Content starts

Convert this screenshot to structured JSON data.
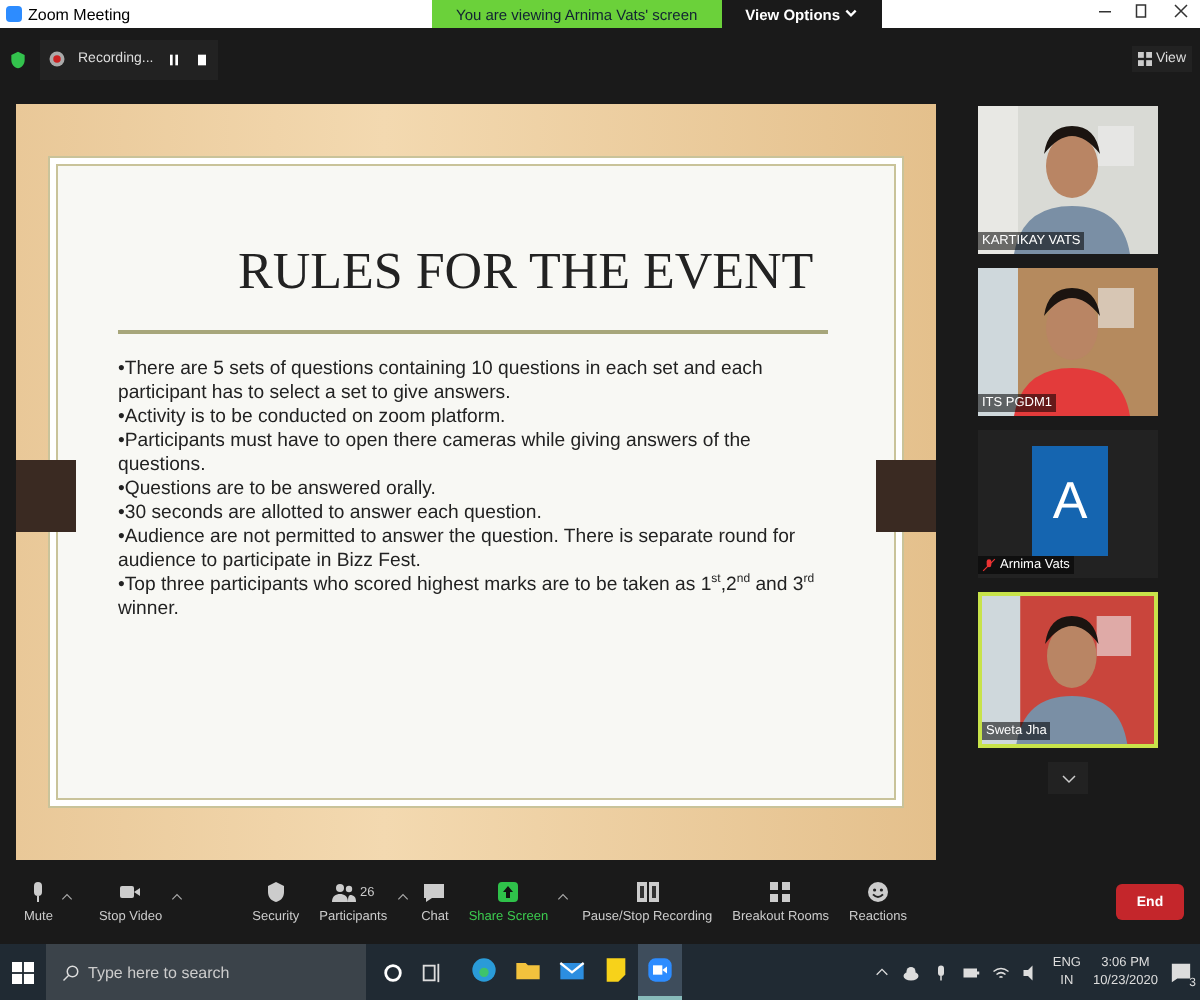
{
  "window": {
    "title": "Zoom Meeting"
  },
  "banner": {
    "text": "You are viewing Arnima Vats' screen",
    "options": "View Options"
  },
  "recording": {
    "label": "Recording..."
  },
  "view_button": "View",
  "slide": {
    "title": "RULES FOR THE EVENT",
    "bullets": [
      "•There are 5 sets of questions containing 10 questions in each set and each participant has to select a set to give answers.",
      "•Activity is to be conducted on zoom platform.",
      "•Participants must have to open there cameras while giving answers of the questions.",
      "•Questions are to be answered orally.",
      "•30 seconds are allotted to answer each question.",
      "•Audience are not permitted to answer the question. There is separate round for audience to participate in Bizz Fest.",
      "•Top three participants who scored highest marks are to be taken as 1$^{st}$,2$^{nd}$ and 3$^{rd}$ winner."
    ]
  },
  "participants": [
    {
      "kind": "video",
      "name": "KARTIKAY VATS",
      "active": false,
      "muted": false
    },
    {
      "kind": "video",
      "name": "ITS PGDM1",
      "active": false,
      "muted": false
    },
    {
      "kind": "avatar",
      "letter": "A",
      "name": "Arnima Vats",
      "active": false,
      "muted": true
    },
    {
      "kind": "video",
      "name": "Sweta Jha",
      "active": true,
      "muted": false
    }
  ],
  "toolbar": [
    {
      "kind": "mute",
      "label": "Mute",
      "caret": true
    },
    {
      "kind": "video",
      "label": "Stop Video",
      "caret": true
    },
    {
      "kind": "security",
      "label": "Security",
      "caret": false
    },
    {
      "kind": "participants",
      "label": "Participants",
      "count": "26",
      "caret": true
    },
    {
      "kind": "chat",
      "label": "Chat",
      "caret": false
    },
    {
      "kind": "share",
      "label": "Share Screen",
      "caret": true
    },
    {
      "kind": "record",
      "label": "Pause/Stop Recording",
      "caret": false
    },
    {
      "kind": "rooms",
      "label": "Breakout Rooms",
      "caret": false
    },
    {
      "kind": "reactions",
      "label": "Reactions",
      "caret": false
    }
  ],
  "end_button": "End",
  "taskbar": {
    "search_placeholder": "Type here to search",
    "apps": [
      {
        "kind": "edge",
        "selected": false
      },
      {
        "kind": "folder",
        "selected": false
      },
      {
        "kind": "mail",
        "selected": false
      },
      {
        "kind": "notes",
        "selected": false
      },
      {
        "kind": "zoom",
        "selected": true
      }
    ],
    "language": "ENG",
    "region": "IN",
    "time": "3:06 PM",
    "date": "10/23/2020",
    "notifications": "3"
  }
}
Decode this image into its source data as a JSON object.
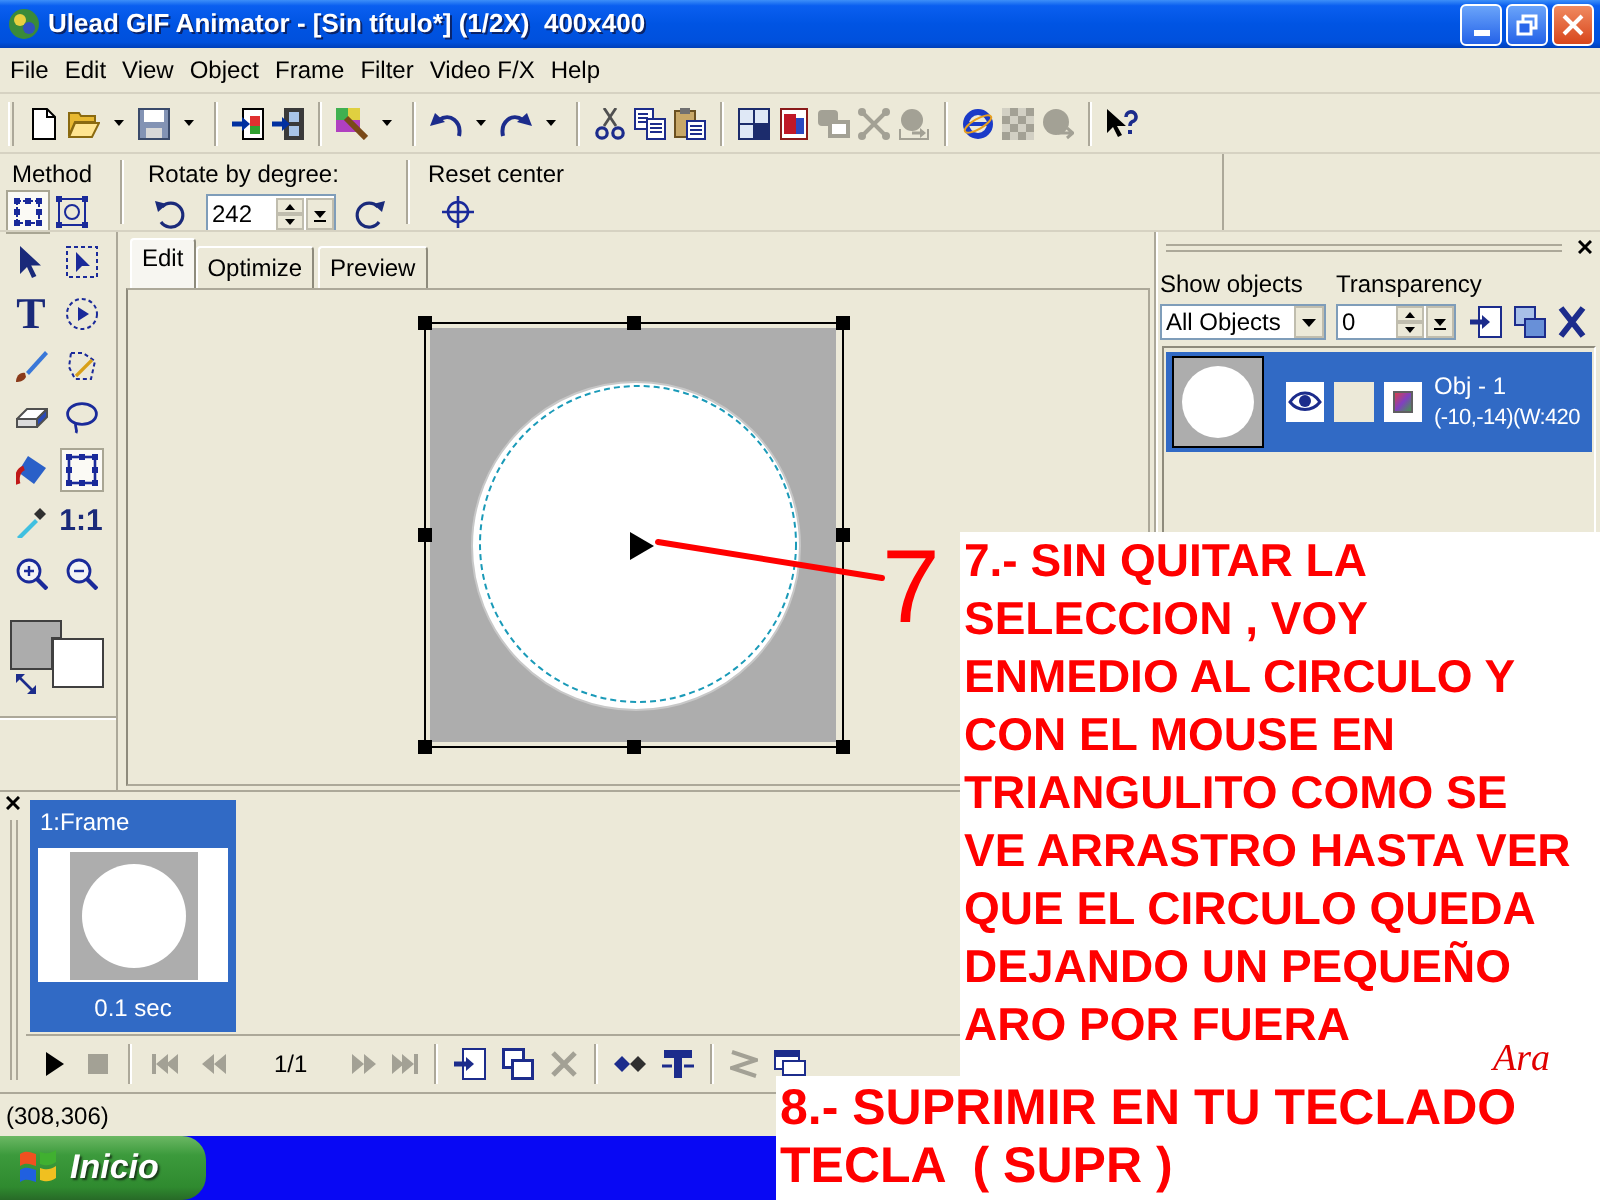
{
  "window": {
    "title": "Ulead GIF Animator - [Sin título*] (1/2X)  400x400"
  },
  "menu": [
    "File",
    "Edit",
    "View",
    "Object",
    "Frame",
    "Filter",
    "Video F/X",
    "Help"
  ],
  "toolbar": [
    [
      {
        "kind": "new",
        "disabled": false,
        "menu": false
      },
      {
        "kind": "open",
        "disabled": false,
        "menu": true
      },
      {
        "kind": "save",
        "disabled": false,
        "menu": true
      }
    ],
    [
      {
        "kind": "import",
        "disabled": false,
        "menu": false
      },
      {
        "kind": "film",
        "disabled": false,
        "menu": false
      }
    ],
    [
      {
        "kind": "color",
        "disabled": false,
        "menu": true
      }
    ],
    [
      {
        "kind": "undo",
        "disabled": false,
        "menu": true
      },
      {
        "kind": "redo",
        "disabled": false,
        "menu": true
      }
    ],
    [
      {
        "kind": "cut",
        "disabled": false,
        "menu": false
      },
      {
        "kind": "copy",
        "disabled": false,
        "menu": false
      },
      {
        "kind": "paste",
        "disabled": false,
        "menu": false
      }
    ],
    [
      {
        "kind": "crop",
        "disabled": false,
        "menu": false
      },
      {
        "kind": "page",
        "disabled": false,
        "menu": false
      },
      {
        "kind": "layers",
        "disabled": true,
        "menu": false
      },
      {
        "kind": "cross",
        "disabled": true,
        "menu": false
      },
      {
        "kind": "export",
        "disabled": true,
        "menu": false
      }
    ],
    [
      {
        "kind": "browser",
        "disabled": false,
        "menu": false
      },
      {
        "kind": "checker",
        "disabled": true,
        "menu": false
      },
      {
        "kind": "ball",
        "disabled": true,
        "menu": false
      }
    ],
    [
      {
        "kind": "help",
        "disabled": false,
        "menu": false
      }
    ]
  ],
  "attributes": {
    "method_label": "Method",
    "methods": [
      {
        "kind": "frame",
        "selected": true
      },
      {
        "kind": "rotate",
        "selected": false
      }
    ],
    "rotate_label": "Rotate by degree:",
    "rotate_value": "242",
    "reset_label": "Reset center"
  },
  "tools": [
    {
      "kind": "pointer",
      "selected": false
    },
    {
      "kind": "select",
      "selected": false
    },
    {
      "kind": "text",
      "label": "T",
      "selected": false
    },
    {
      "kind": "circle",
      "selected": false
    },
    {
      "kind": "brush",
      "selected": false
    },
    {
      "kind": "wand",
      "selected": false
    },
    {
      "kind": "eraser",
      "selected": false
    },
    {
      "kind": "lasso",
      "selected": false
    },
    {
      "kind": "bucket",
      "selected": false
    },
    {
      "kind": "transform",
      "selected": true
    },
    {
      "kind": "eyedropper",
      "selected": false
    },
    {
      "kind": "actual-size",
      "label": "1:1",
      "selected": false
    },
    {
      "kind": "zoom-in",
      "selected": false
    },
    {
      "kind": "zoom-out",
      "selected": false
    }
  ],
  "swatches": [
    {
      "color": "#acacac"
    },
    {
      "color": "#ffffff"
    }
  ],
  "tabs": [
    {
      "label": "Edit",
      "selected": true
    },
    {
      "label": "Optimize",
      "selected": false
    },
    {
      "label": "Preview",
      "selected": false
    }
  ],
  "annotation": {
    "number": "7"
  },
  "objects_panel": {
    "show_label": "Show objects",
    "show_value": "All Objects",
    "transparency_label": "Transparency",
    "transparency_value": "0",
    "objects": [
      {
        "name": "Obj - 1",
        "info": "(-10,-14)(W:420",
        "selected": true,
        "visible": true
      }
    ]
  },
  "frames": [
    {
      "label": "1:Frame",
      "delay": "0.1 sec",
      "selected": true
    }
  ],
  "playback": {
    "start": [
      [
        {
          "kind": "play",
          "disabled": false
        },
        {
          "kind": "stop",
          "disabled": true
        }
      ],
      [
        {
          "kind": "first",
          "disabled": true
        },
        {
          "kind": "previous",
          "disabled": true
        }
      ]
    ],
    "counter": "1/1",
    "end": [
      [
        {
          "kind": "next",
          "disabled": true
        },
        {
          "kind": "last",
          "disabled": true
        }
      ],
      [
        {
          "kind": "add",
          "disabled": false
        },
        {
          "kind": "duplicate",
          "disabled": false
        },
        {
          "kind": "delete",
          "disabled": true
        }
      ],
      [
        {
          "kind": "tween",
          "disabled": false
        },
        {
          "kind": "banner",
          "disabled": false
        }
      ],
      [
        {
          "kind": "reverse",
          "disabled": true
        },
        {
          "kind": "properties",
          "disabled": false
        }
      ]
    ]
  },
  "status_bar": "(308,306)",
  "taskbar": {
    "start_label": "Inicio"
  },
  "notes": [
    {
      "text": "7.- SIN QUITAR LA\nSELECCION , VOY\nENMEDIO AL CIRCULO Y\nCON EL MOUSE EN\nTRIANGULITO COMO SE\nVE ARRASTRO HASTA VER\nQUE EL CIRCULO QUEDA\nDEJANDO UN PEQUEÑO\nARO POR FUERA"
    },
    {
      "text": "8.- SUPRIMIR EN TU TECLADO\nTECLA  ( SUPR )"
    }
  ],
  "signature": "Ara"
}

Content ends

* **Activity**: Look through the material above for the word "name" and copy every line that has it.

* **Task response**:
      "name": "KARTIKAY VATS",
      "name": "ITS PGDM1",
      "name": "Arnima Vats",
      "name": "Sweta Jha",
        "name": "Obj - 1",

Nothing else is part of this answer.